A's starting pitchers taming Tigers, rest of American League in May

The A's weakness this season was supposed to be their rotation. Recently, they've bucked that notion.

Daniel Mengden is the latest A's starting pitcher to have a dominant outing. He went seven innings Saturday in Oakland's 4-1 win in Detroit, and only allowed one earned run while striking out five. 

"He's got good stuff, he can mix his pitches really well," A's manager Bob Melvin said of Mengden after the win. "He's a true four-pitch guy."

In the last month, the A's five-man mix of Mengden, Frankie Montas, Mike Fiers, Chris Bassitt and Brett Anderson has been among the best in the American League. 

Mengden followed a career first for Montas. On Friday, Montas pitched into the ninth inning for the first time in his career and struck out a career-high 10 batters. 

"We knew he had a lot of talent in him, but he's taking it to another level right now," Melvin told reporters Friday when asked about Montas' start.

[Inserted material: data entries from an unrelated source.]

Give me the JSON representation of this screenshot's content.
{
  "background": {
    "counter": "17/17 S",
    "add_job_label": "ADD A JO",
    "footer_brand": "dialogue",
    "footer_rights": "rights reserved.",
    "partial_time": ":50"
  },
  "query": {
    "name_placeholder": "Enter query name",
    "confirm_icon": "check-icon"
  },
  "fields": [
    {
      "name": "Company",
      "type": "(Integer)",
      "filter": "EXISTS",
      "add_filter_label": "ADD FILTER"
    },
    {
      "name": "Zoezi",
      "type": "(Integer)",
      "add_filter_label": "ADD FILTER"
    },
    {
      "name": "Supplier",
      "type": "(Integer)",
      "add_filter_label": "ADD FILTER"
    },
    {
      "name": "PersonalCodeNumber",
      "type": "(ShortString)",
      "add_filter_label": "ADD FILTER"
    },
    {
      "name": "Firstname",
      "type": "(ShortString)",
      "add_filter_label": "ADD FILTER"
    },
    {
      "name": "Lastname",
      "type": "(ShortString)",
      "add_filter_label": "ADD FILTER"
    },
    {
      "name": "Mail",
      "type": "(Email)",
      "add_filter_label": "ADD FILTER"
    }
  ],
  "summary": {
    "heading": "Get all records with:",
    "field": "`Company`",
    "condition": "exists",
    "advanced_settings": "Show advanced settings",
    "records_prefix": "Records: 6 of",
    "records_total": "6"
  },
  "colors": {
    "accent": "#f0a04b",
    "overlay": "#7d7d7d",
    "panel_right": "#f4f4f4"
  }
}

Coming into their four-game road series with the Tigers, the A's had lost three in a row. They're now riding a three-game win streak, thanks to their starting arms. The trio of Bassitt, Montas and Mengden combined to throw 23 2/3 innings while allowing only three earned runs. They also struck out 22 batters and only walked four.

And the A's soon could have more help on the way.

[RELATED: Melvin raves about Montas after longest outing of his career]

Jharel Cotton pitched in his first rehab assignment in Class A for the Stockton Ports on Thursday. Sean Manaea quietly has been throwing bullpens, and top prospect Jesus Luzardo threw his first bullpen Tuesday, Susan Slusser of the San Francisco Chronicle reported Wednesday.

Oakland's starting pitchers' ERA now is just outside the top five in the American League. Though they're still in the bottom of the AL West, the A's are trending up, with reinforcements coming down the road.